Task details — Output the listing below verbatim, without images.

————

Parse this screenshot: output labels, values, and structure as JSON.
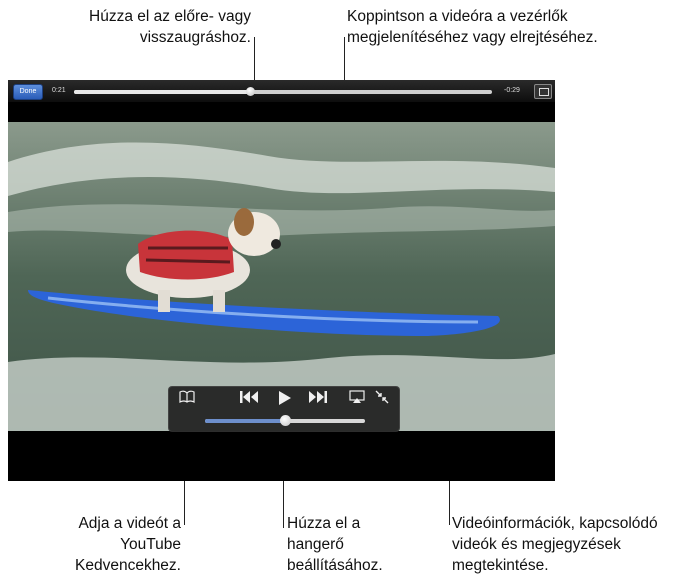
{
  "callouts": {
    "scrub_line1": "Húzza el az előre- vagy",
    "scrub_line2": "visszaugráshoz.",
    "tap_line1": "Koppintson a videóra a vezérlők",
    "tap_line2": "megjelenítéséhez vagy elrejtéséhez.",
    "fav_line1": "Adja a videót a",
    "fav_line2": "YouTube",
    "fav_line3": "Kedvencekhez.",
    "vol_line1": "Húzza el a",
    "vol_line2": "hangerő",
    "vol_line3": "beállításához.",
    "info_line1": "Videóinformációk, kapcsolódó",
    "info_line2": "videók és megjegyzések",
    "info_line3": "megtekintése."
  },
  "player": {
    "done_label": "Done",
    "elapsed": "0:21",
    "remaining": "-0:29",
    "playback_progress": 0.42,
    "volume_level": 0.5
  },
  "icons": {
    "bookmark": "open-book-icon",
    "previous": "skip-back-icon",
    "play": "play-icon",
    "next": "skip-forward-icon",
    "airplay": "airplay-icon",
    "minimize": "shrink-icon",
    "fit": "aspect-fit-icon"
  },
  "colors": {
    "done_button": "#3a6fd0",
    "volume_fill": "#6d8fcc",
    "letterbox": "#000000"
  }
}
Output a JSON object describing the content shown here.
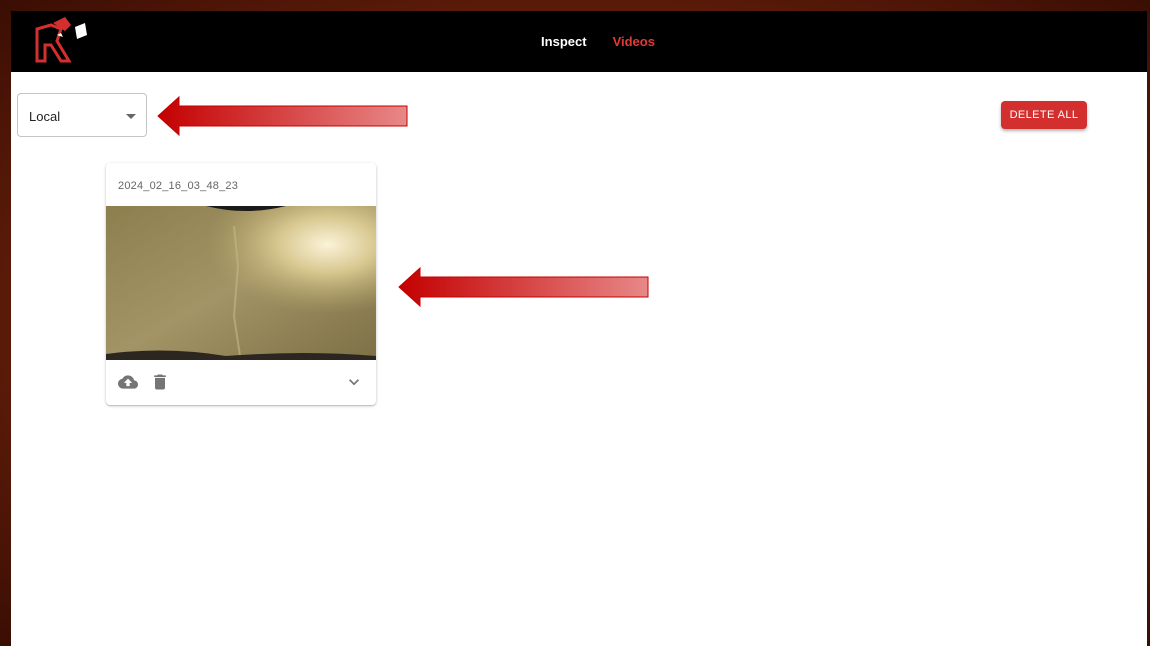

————

Answer space —
Parse this screenshot: output labels, values, and structure as JSON.
{
  "callouts": {
    "scrub_line1": "Húzza el az előre- vagy",
    "scrub_line2": "visszaugráshoz.",
    "tap_line1": "Koppintson a videóra a vezérlők",
    "tap_line2": "megjelenítéséhez vagy elrejtéséhez.",
    "fav_line1": "Adja a videót a",
    "fav_line2": "YouTube",
    "fav_line3": "Kedvencekhez.",
    "vol_line1": "Húzza el a",
    "vol_line2": "hangerő",
    "vol_line3": "beállításához.",
    "info_line1": "Videóinformációk, kapcsolódó",
    "info_line2": "videók és megjegyzések",
    "info_line3": "megtekintése."
  },
  "player": {
    "done_label": "Done",
    "elapsed": "0:21",
    "remaining": "-0:29",
    "playback_progress": 0.42,
    "volume_level": 0.5
  },
  "icons": {
    "bookmark": "open-book-icon",
    "previous": "skip-back-icon",
    "play": "play-icon",
    "next": "skip-forward-icon",
    "airplay": "airplay-icon",
    "minimize": "shrink-icon",
    "fit": "aspect-fit-icon"
  },
  "colors": {
    "done_button": "#3a6fd0",
    "volume_fill": "#6d8fcc",
    "letterbox": "#000000"
  }
}
Output a JSON object describing the content shown here.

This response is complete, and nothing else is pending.